That amount of savings does not add up to D'Mot, who learned in her travels that $22 million alone was spent seven years ago to renovate the Leland Stanford Mansion in Sacramento—one of the parks now on the closure list. D'Mot did not have the cash to bail the state out, but had her worn Toyota, a blog and a camera."
"I didn't have a few dollars for the parks, but I love to travel and take photos," said D'Mot, a part-time data entry clerk. "When times get tough, you don't have to leave California to have a great time."
So far a diverse collection of groups have come forward to help keep parks open: the National Parks Service, unnamed donors, nonprofits and county and city governments who already operate local parks.
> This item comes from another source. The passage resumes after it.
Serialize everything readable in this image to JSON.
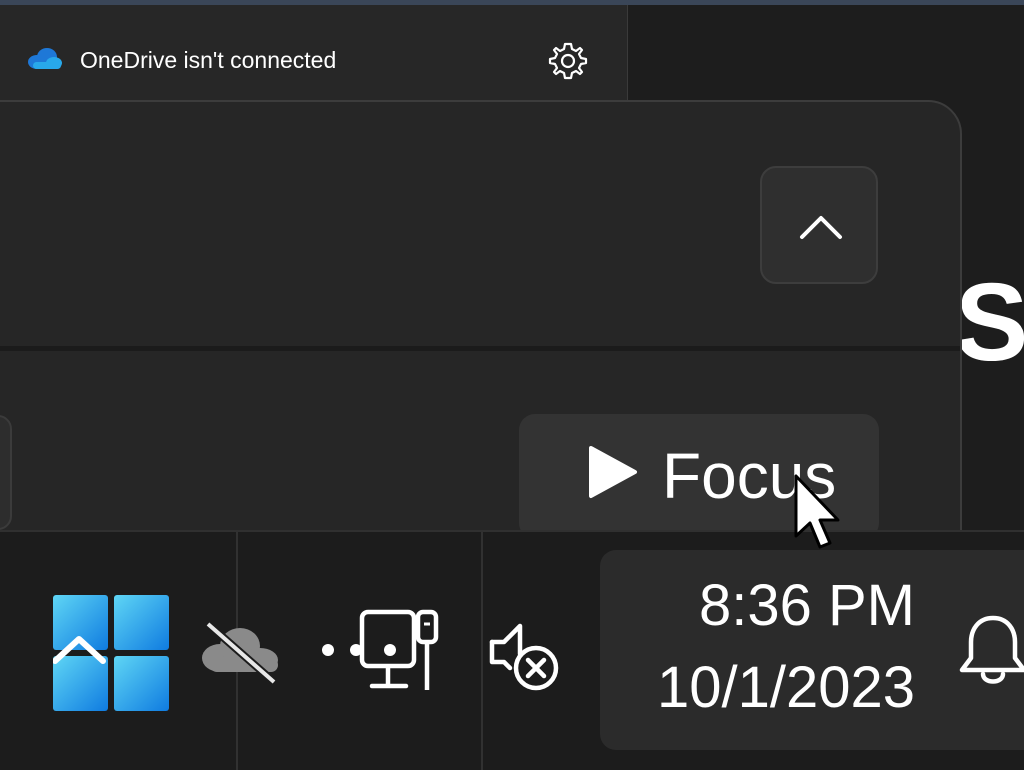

Still, taking over a shuttered state park is not as easy as it sounds, and that's a big reason why more parks on the closure list do not yet have deals. The endeavor requires a management portfolio, superintendents who oversee campgrounds, parking lots and maintenance. Plus the operators have to manage money coming into the park from fees and other business matters.
For the nonprofits and upstart local groups trying to work with the state to take over certain parks, the process has been slow and frustrating. But things have improved, said Jerry Emory, spokesman for the California State Parks Foundation.
"It hasn't been the smoothest process. The (parks department) was never in the business of closing parks, but in some ways they've become the villain," Emory said. "But the budget was not decided by them. They were handed the budget cuts and told to do something to reach the $22 million in cuts."
Before she began her ode to the state parks from her home near Placerville, D'Mot had visited fewer than a dozen in her 57 years, mostly beaches — and only one on the closure list, the Twin Lakes Beach lighthouse in Santa Cruz.
At Shasta State Historic Park, D'Mot discovered a trove of 98 landscapes and portraits by 71 early California artists collected by Mae Helene Bacon Boggs and donated to the state when she died. "What is to become of them?" D'Mot plaintively wrote.
Coleman said she is hopeful negotiations with a local group will keep Shasta Historic Park and its paintings open to the public. If not, the pictures will be moved into a new state warehouse at McClellan Air Force Base in Sacramento County.
"People don't realize the incredible art collection in Shasta, or expect to find such spectacular fine art in a state park," she said. "It's wonderful thing to stumble upon. It's magical."
In addition to the state's efforts to build public-private partnerships, Assemblyman Jared Huffman, D-San Rafael, has introduced AB 1589, which requires all money raised by and for the parks to stay with the parks, and prevents the legislature from reducing the budget by an equivalent amount. The law would also create a vanity license plate for parks and add a tax-form check-off to pay for an annual parks pass.
"The economies of many of our small communities depend on state parks and the millions of visitors they draw every year," said the bill's co-author, Assembly member Wesley Chesbro, D-North Coast.
Meantime, D'Mot and Roxy continue doing their part to ensure people know what's at stake. Her favorite find so far is Castle Craggs State Park north of Redding: "It's like a mini Yosemite with a view like Half Dome," she enthused.